"During the fourth mission with a ROBE refueler on July 27, our aircrew overheard radio chatter between an F-15 (Eagle) pilot and a joint terminal air controller on the ground," Colonel Bence said. "A forward operating base deep in a valley was under attack and in danger of being overrun. We could tell the F-15 pilot was struggling to identify and strike the targets without causing collateral damage or friendly casualties. We turned on ROBE and within minutes, we knew the system was a success by a comment made by the F-15 pilot. The fighter pilot said, 'I don't know where the picture (target imagery) is coming from, but I got it (the target) now. Thanks.'

"ROBE has proven itself the digital backbone of the communication network over Afghanistan," Colonel Bence added. "It has increased the effective communications footprint in Afghanistan by 200 percent and reduced the "kill chain" timeline by 40 percent. We're receiving frequent feedback that ROBE is saving coalition lives on the ground."
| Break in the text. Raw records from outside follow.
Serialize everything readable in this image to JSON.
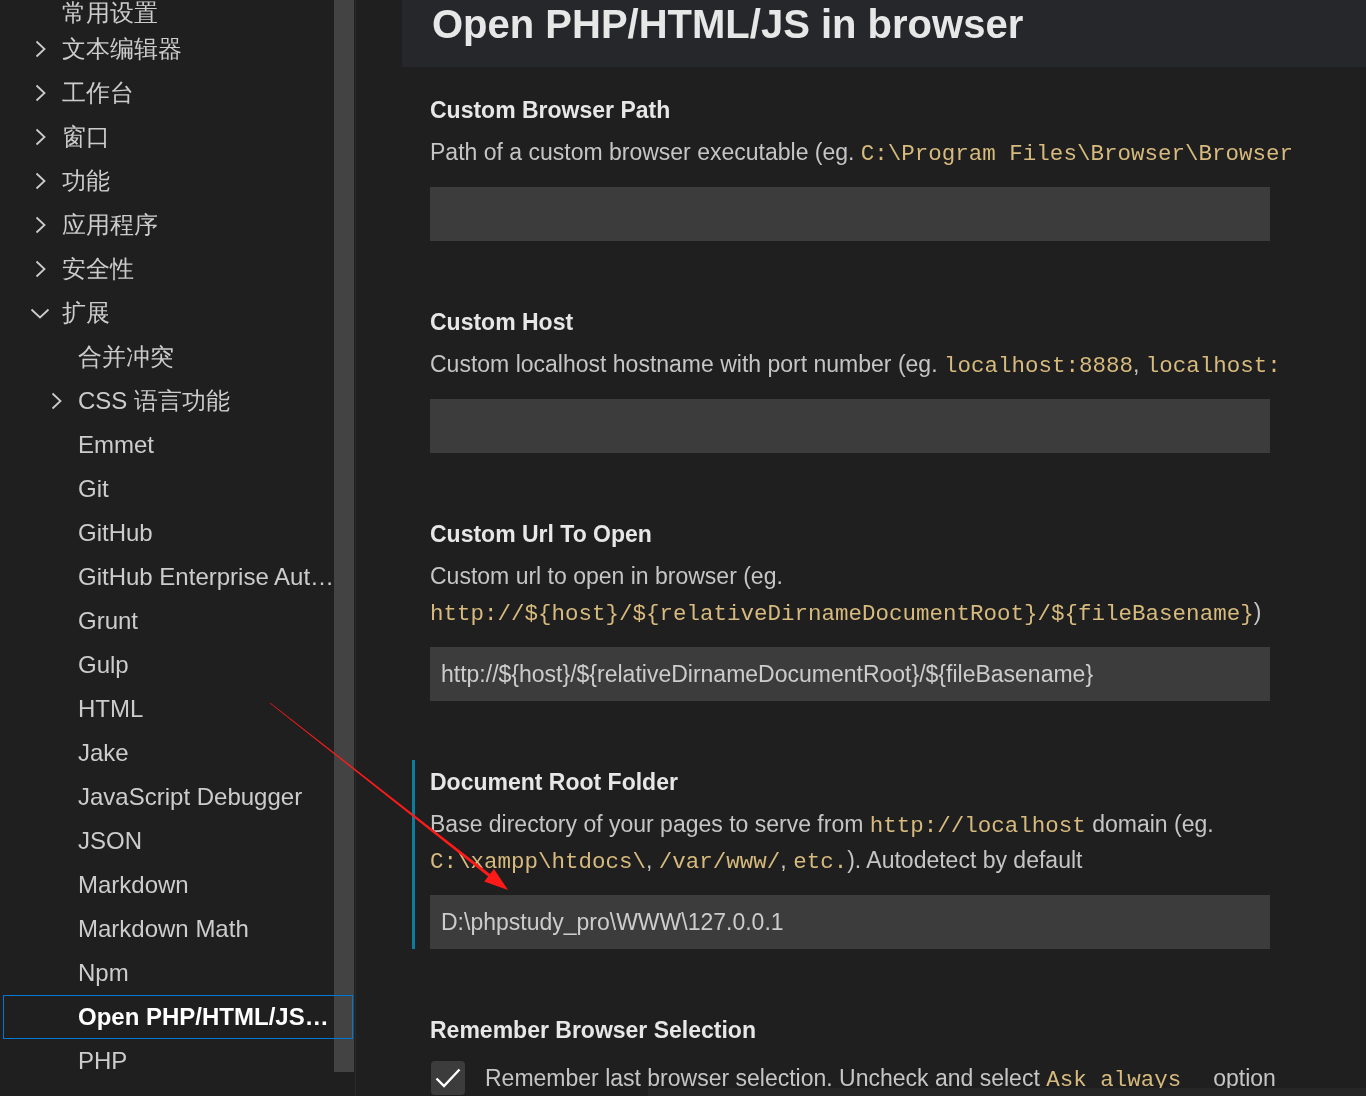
{
  "sidebar": {
    "items": [
      {
        "label": "常用设置",
        "selected": false
      },
      {
        "label": "文本编辑器",
        "expanded": false,
        "selected": false
      },
      {
        "label": "工作台",
        "expanded": false,
        "selected": false
      },
      {
        "label": "窗口",
        "expanded": false,
        "selected": false
      },
      {
        "label": "功能",
        "expanded": false,
        "selected": false
      },
      {
        "label": "应用程序",
        "expanded": false,
        "selected": false
      },
      {
        "label": "安全性",
        "expanded": false,
        "selected": false
      },
      {
        "label": "扩展",
        "expanded": true,
        "selected": false,
        "children": [
          {
            "label": "合并冲突",
            "selected": false
          },
          {
            "label": "CSS 语言功能",
            "expanded": false,
            "selected": false
          },
          {
            "label": "Emmet",
            "selected": false
          },
          {
            "label": "Git",
            "selected": false
          },
          {
            "label": "GitHub",
            "selected": false
          },
          {
            "label": "GitHub Enterprise Aut…",
            "selected": false
          },
          {
            "label": "Grunt",
            "selected": false
          },
          {
            "label": "Gulp",
            "selected": false
          },
          {
            "label": "HTML",
            "selected": false
          },
          {
            "label": "Jake",
            "selected": false
          },
          {
            "label": "JavaScript Debugger",
            "selected": false
          },
          {
            "label": "JSON",
            "selected": false
          },
          {
            "label": "Markdown",
            "selected": false
          },
          {
            "label": "Markdown Math",
            "selected": false
          },
          {
            "label": "Npm",
            "selected": false
          },
          {
            "label": "Open PHP/HTML/JS…",
            "selected": true
          },
          {
            "label": "PHP",
            "selected": false
          }
        ]
      }
    ]
  },
  "header": {
    "title": "Open PHP/HTML/JS in browser"
  },
  "settings": [
    {
      "kind": "text",
      "title": "Custom Browser Path",
      "modified": false,
      "description": [
        [
          {
            "kind": "text",
            "text": "Path of a custom browser executable (eg. "
          },
          {
            "kind": "code",
            "text": "C:\\Program Files\\Browser\\Browser"
          }
        ]
      ]
    },
    {
      "kind": "text",
      "title": "Custom Host",
      "modified": false,
      "description": [
        [
          {
            "kind": "text",
            "text": "Custom localhost hostname with port number (eg. "
          },
          {
            "kind": "code",
            "text": "localhost:8888"
          },
          {
            "kind": "text",
            "text": ", "
          },
          {
            "kind": "code",
            "text": "localhost:"
          }
        ]
      ]
    },
    {
      "kind": "text",
      "title": "Custom Url To Open",
      "modified": false,
      "description": [
        [
          {
            "kind": "text",
            "text": "Custom url to open in browser (eg."
          }
        ],
        [
          {
            "kind": "code",
            "text": "http://${host}/${relativeDirnameDocumentRoot}/${fileBasename}"
          },
          {
            "kind": "text",
            "text": ")"
          }
        ]
      ],
      "value": "http://${host}/${relativeDirnameDocumentRoot}/${fileBasename}"
    },
    {
      "kind": "text",
      "title": "Document Root Folder",
      "modified": true,
      "description": [
        [
          {
            "kind": "text",
            "text": "Base directory of your pages to serve from "
          },
          {
            "kind": "code",
            "text": "http://localhost"
          },
          {
            "kind": "text",
            "text": " domain (eg."
          }
        ],
        [
          {
            "kind": "code",
            "text": "C:\\xampp\\htdocs\\"
          },
          {
            "kind": "text",
            "text": ", "
          },
          {
            "kind": "code",
            "text": "/var/www/"
          },
          {
            "kind": "text",
            "text": ", "
          },
          {
            "kind": "code",
            "text": "etc."
          },
          {
            "kind": "text",
            "text": "). Autodetect by default"
          }
        ]
      ],
      "value": "D:\\phpstudy_pro\\WWW\\127.0.0.1"
    },
    {
      "kind": "checkbox",
      "title": "Remember Browser Selection",
      "modified": false,
      "checked": true,
      "description": [
        [
          {
            "kind": "text",
            "text": "Remember last browser selection. Uncheck and select "
          },
          {
            "kind": "code",
            "text": "Ask always"
          },
          {
            "kind": "text",
            "text": "     option"
          }
        ]
      ]
    }
  ]
}
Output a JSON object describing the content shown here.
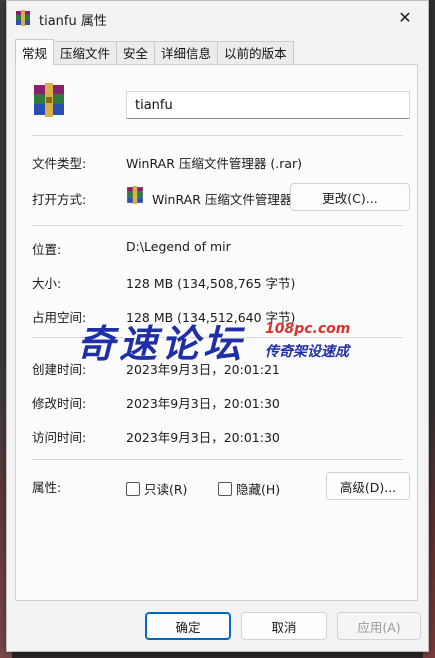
{
  "window": {
    "title": "tianfu 属性",
    "close_glyph": "✕"
  },
  "tabs": [
    {
      "label": "常规",
      "active": true
    },
    {
      "label": "压缩文件",
      "active": false
    },
    {
      "label": "安全",
      "active": false
    },
    {
      "label": "详细信息",
      "active": false
    },
    {
      "label": "以前的版本",
      "active": false
    }
  ],
  "general": {
    "file_name": "tianfu",
    "type_label": "文件类型:",
    "type_value": "WinRAR 压缩文件管理器 (.rar)",
    "open_with_label": "打开方式:",
    "open_with_value": "WinRAR 压缩文件管理器",
    "change_button": "更改(C)...",
    "location_label": "位置:",
    "location_value": "D:\\Legend of mir",
    "size_label": "大小:",
    "size_value": "128 MB (134,508,765 字节)",
    "disk_size_label": "占用空间:",
    "disk_size_value": "128 MB (134,512,640 字节)",
    "created_label": "创建时间:",
    "created_value": "2023年9月3日，20:01:21",
    "modified_label": "修改时间:",
    "modified_value": "2023年9月3日，20:01:30",
    "accessed_label": "访问时间:",
    "accessed_value": "2023年9月3日，20:01:30",
    "attributes_label": "属性:",
    "readonly_label": "只读(R)",
    "hidden_label": "隐藏(H)",
    "advanced_button": "高级(D)..."
  },
  "footer": {
    "ok": "确定",
    "cancel": "取消",
    "apply": "应用(A)"
  },
  "watermark": {
    "big": "奇速论坛",
    "site": "108pc.com",
    "slogan": "传奇架设速成"
  },
  "colors": {
    "accent": "#0067c0",
    "watermark_blue": "#1e2fa8",
    "watermark_red": "#e0312c"
  },
  "icons": [
    "winrar-archive-icon",
    "close-icon",
    "checkbox-icon"
  ]
}
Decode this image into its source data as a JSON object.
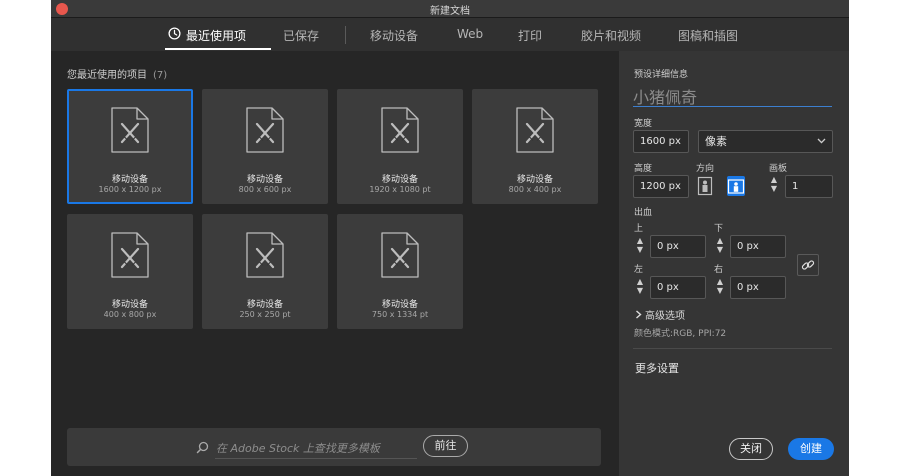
{
  "window": {
    "title": "新建文档"
  },
  "tabs": [
    {
      "label": "最近使用项"
    },
    {
      "label": "已保存"
    },
    {
      "label": "移动设备"
    },
    {
      "label": "Web"
    },
    {
      "label": "打印"
    },
    {
      "label": "胶片和视频"
    },
    {
      "label": "图稿和插图"
    }
  ],
  "recent": {
    "heading": "您最近使用的项目",
    "count": "(7)",
    "items": [
      {
        "name": "移动设备",
        "size": "1600 x 1200 px"
      },
      {
        "name": "移动设备",
        "size": "800 x 600 px"
      },
      {
        "name": "移动设备",
        "size": "1920 x 1080 pt"
      },
      {
        "name": "移动设备",
        "size": "800 x 400 px"
      },
      {
        "name": "移动设备",
        "size": "400 x 800 px"
      },
      {
        "name": "移动设备",
        "size": "250 x 250 pt"
      },
      {
        "name": "移动设备",
        "size": "750 x 1334 pt"
      }
    ]
  },
  "stock": {
    "placeholder": "在 Adobe Stock 上查找更多模板",
    "go_label": "前往"
  },
  "preset": {
    "section_label": "预设详细信息",
    "name": "小猪佩奇",
    "width_label": "宽度",
    "width_value": "1600 px",
    "unit_value": "像素",
    "height_label": "高度",
    "height_value": "1200 px",
    "orientation_label": "方向",
    "artboards_label": "画板",
    "artboards_value": "1",
    "bleed_label": "出血",
    "bleed_top_label": "上",
    "bleed_top_value": "0 px",
    "bleed_bottom_label": "下",
    "bleed_bottom_value": "0 px",
    "bleed_left_label": "左",
    "bleed_left_value": "0 px",
    "bleed_right_label": "右",
    "bleed_right_value": "0 px",
    "advanced_label": "高级选项",
    "color_mode": "颜色模式:RGB, PPI:72",
    "more_settings": "更多设置"
  },
  "actions": {
    "close_label": "关闭",
    "create_label": "创建"
  },
  "colors": {
    "accent": "#1a78e6",
    "window_bg": "#262626",
    "panel_bg": "#353535",
    "card_bg": "#3c3c3c"
  }
}
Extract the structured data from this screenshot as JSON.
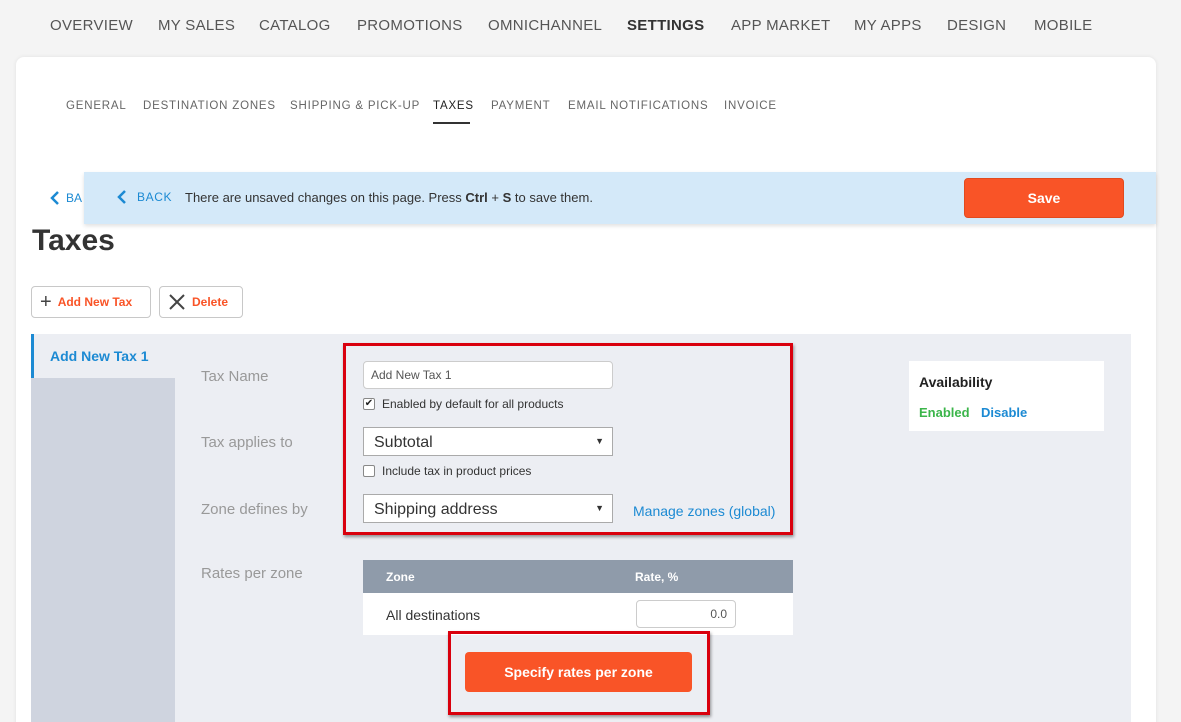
{
  "topnav": {
    "items": [
      "OVERVIEW",
      "MY SALES",
      "CATALOG",
      "PROMOTIONS",
      "OMNICHANNEL",
      "SETTINGS",
      "APP MARKET",
      "MY APPS",
      "DESIGN",
      "MOBILE"
    ],
    "active": "SETTINGS"
  },
  "subtabs": {
    "items": [
      "GENERAL",
      "DESTINATION ZONES",
      "SHIPPING & PICK-UP",
      "TAXES",
      "PAYMENT",
      "EMAIL NOTIFICATIONS",
      "INVOICE"
    ],
    "active": "TAXES"
  },
  "back_under_label": "BA",
  "unsaved_bar": {
    "back_label": "BACK",
    "message_prefix": "There are unsaved changes on this page. Press ",
    "key1": "Ctrl",
    "plus": " + ",
    "key2": "S",
    "message_suffix": " to save them.",
    "save_label": "Save"
  },
  "page_title": "Taxes",
  "actions": {
    "add_label": "Add New Tax",
    "delete_label": "Delete"
  },
  "sidebar": {
    "items": [
      "Add New Tax 1"
    ]
  },
  "form": {
    "tax_name_label": "Tax Name",
    "tax_name_value": "Add New Tax 1",
    "enabled_default_label": "Enabled by default for all products",
    "enabled_default_checked": true,
    "applies_to_label": "Tax applies to",
    "applies_to_value": "Subtotal",
    "include_tax_label": "Include tax in product prices",
    "include_tax_checked": false,
    "zone_defines_label": "Zone defines by",
    "zone_defines_value": "Shipping address",
    "manage_zones_link": "Manage zones (global)",
    "rates_label": "Rates per zone"
  },
  "rates_table": {
    "headers": [
      "Zone",
      "Rate, %"
    ],
    "rows": [
      {
        "zone": "All destinations",
        "rate": "0.0"
      }
    ]
  },
  "specify_rates_label": "Specify rates per zone",
  "availability": {
    "title": "Availability",
    "enabled_label": "Enabled",
    "disable_label": "Disable"
  },
  "colors": {
    "accent_orange": "#f95427",
    "link_blue": "#1c8ad3",
    "enabled_green": "#3bb54a",
    "annotation_red": "#d9000d",
    "unsaved_bar_bg": "#d4e9f9"
  }
}
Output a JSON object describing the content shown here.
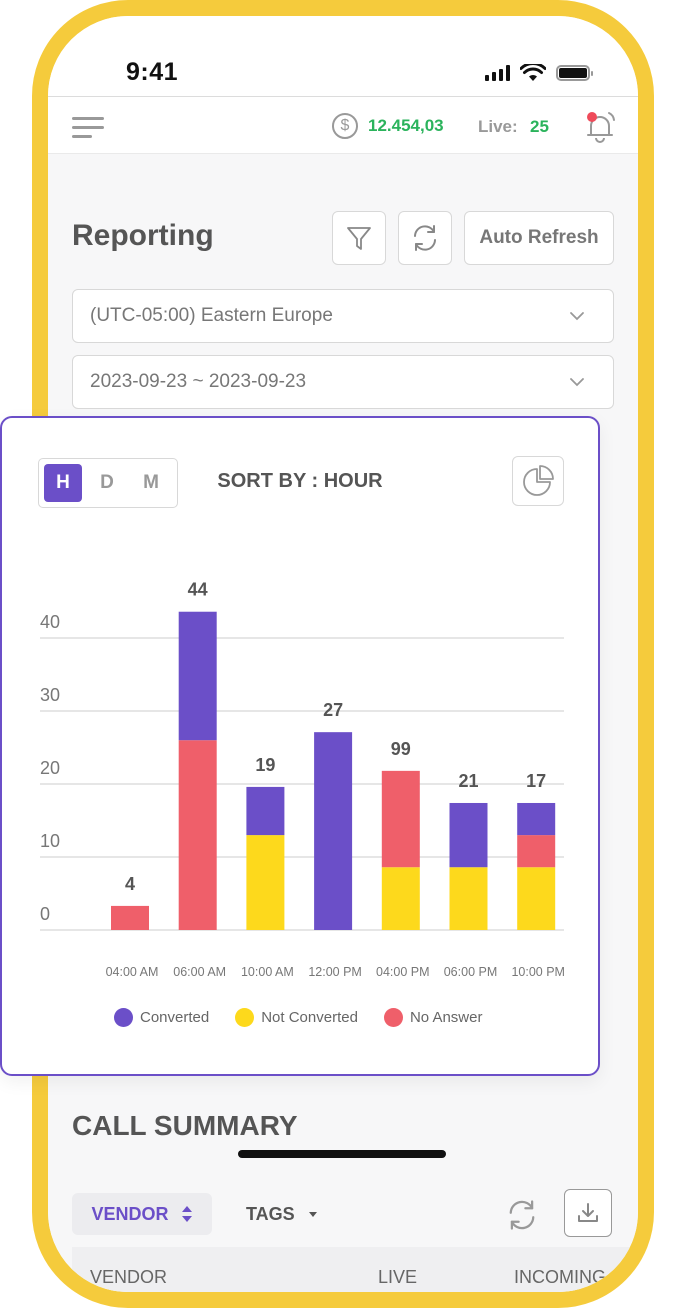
{
  "status_bar": {
    "time": "9:41"
  },
  "top_bar": {
    "menu_icon": "hamburger-menu-icon",
    "balance_icon": "dollar-circle-icon",
    "balance": "12.454,03",
    "live_label": "Live:",
    "live_count": "25",
    "notification_icon": "bell-icon"
  },
  "header": {
    "title": "Reporting",
    "filter_icon": "filter-icon",
    "refresh_icon": "refresh-icon",
    "auto_refresh_label": "Auto Refresh"
  },
  "filters": {
    "timezone": "(UTC-05:00) Eastern Europe",
    "date_range": "2023-09-23 ~ 2023-09-23"
  },
  "chart_card": {
    "period_toggle": [
      {
        "label": "H",
        "active": true
      },
      {
        "label": "D",
        "active": false
      },
      {
        "label": "M",
        "active": false
      }
    ],
    "sort_label": "SORT BY : HOUR",
    "pie_icon": "pie-chart-icon"
  },
  "colors": {
    "converted": "#6b4fc8",
    "not_converted": "#fdd91c",
    "no_answer": "#ef5f6a",
    "accent": "#6b4fc8",
    "positive": "#2bb35c",
    "frame": "#f5cb3c"
  },
  "chart_data": {
    "type": "bar",
    "stacked": true,
    "title": "SORT BY : HOUR",
    "xlabel": "",
    "ylabel": "",
    "ylim": [
      0,
      40
    ],
    "yticks": [
      0,
      10,
      20,
      30,
      40
    ],
    "grid": true,
    "legend_position": "bottom",
    "categories": [
      "04:00 AM",
      "06:00 AM",
      "10:00 AM",
      "12:00 PM",
      "04:00 PM",
      "06:00 PM",
      "10:00 PM"
    ],
    "series": [
      {
        "name": "Not Converted",
        "color": "#fdd91c",
        "values": [
          0,
          0,
          13,
          0,
          8.6,
          8.6,
          8.6
        ]
      },
      {
        "name": "No Answer",
        "color": "#ef5f6a",
        "values": [
          3.3,
          26,
          0,
          0,
          13.2,
          0,
          4.4
        ]
      },
      {
        "name": "Converted",
        "color": "#6b4fc8",
        "values": [
          0,
          17.6,
          6.6,
          27.1,
          0,
          8.8,
          4.4
        ]
      }
    ],
    "data_labels": [
      "4",
      "44",
      "19",
      "27",
      "99",
      "21",
      "17"
    ],
    "legend": [
      "Converted",
      "Not Converted",
      "No Answer"
    ]
  },
  "call_summary": {
    "title": "CALL SUMMARY",
    "vendor_filter": "VENDOR",
    "tags_filter": "TAGS",
    "refresh_icon": "refresh-icon",
    "download_icon": "download-icon",
    "columns": [
      "VENDOR",
      "LIVE",
      "INCOMING"
    ]
  }
}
"It's like instant text messaging for war, with pics," said Lt. Col. Pamela Freeland, a KC-135 pilot deployed from the 97th Training Squadron at Altus AFB, Okla. As the chief of standardization and evaluation for the 376th Expeditionary Operations Group, her job is to guide new aircrews to understand and operate the system.

"ROBE is becoming a system we can set and forget," Colonel Freeland said. "The pilots have a knee board computer that displays a common operating picture of all of Afghanistan that gives us a better understanding of what's going on in the battle space we're supporting. Even the boom operators like how easy it is to use the system."

"The checklist was really easy to follow," said Senior Airman Steve Cantu, a KC-135 boom operator deployed from the 92nd Air Refueling Squadron at Fairchild AFB, Wash. The San Antonio native is on his second deployment to Manas AB and flew on one of the first ROBE missions in July 2008.

"I remember going through it the first time in training and then booting it up as we approached Afghanistan," Airman Cantu said. "Everything worked according to plan and I was really comfortable operating the system."

ROBE wasn't always easy to use and some crewmembers saw it as a distraction from their refueling duties, Mr. Lareau said.

"It used to take an expert 45 minutes to boot up," he said. "Now we're training junior Airmen to do it in just a few minutes a day or two after they arrive at Manas and they are successfully running the system on a combat mission hours later."

During her five-week deployment, Ms. Luczon is determined to put herself out of business and train Airmen to do the job.

"We're constantly refining and simplifying the procedures so we don't lose the good will of those who have come to see the ROBE and refueling missions as mutually enhancing," Ms. Luczon said. "As excited as we are to put ourselves out of work, it's been great for a software engineer like me to get out of the cubicle and see how I'm making a difference saving lives in combat."

Eight months after the first ROBE mission, a growing cadre of aircrew at Manas AB is recognizing the benefits ROBE brings to the fight. With a near 90 percent mission effective rate, the system continues to make a tangible impact on the ground and in the sky over Afghanistan.

"Several A-10 pilots rotating home passed through here recently and said that when they were engaged in close-air-support missions, the only target information they could get was coming from ROBE," said Maj. Paul Skipworth, a KC-135 pilot from Fairchild AFB's 93rd ARS, deployed to Manas as the 22nd Expeditionary Air Refueling Squadron director of operations. "Fueling the fight is still our primary mission, but seeing the demand for the data we now deliver is very telling."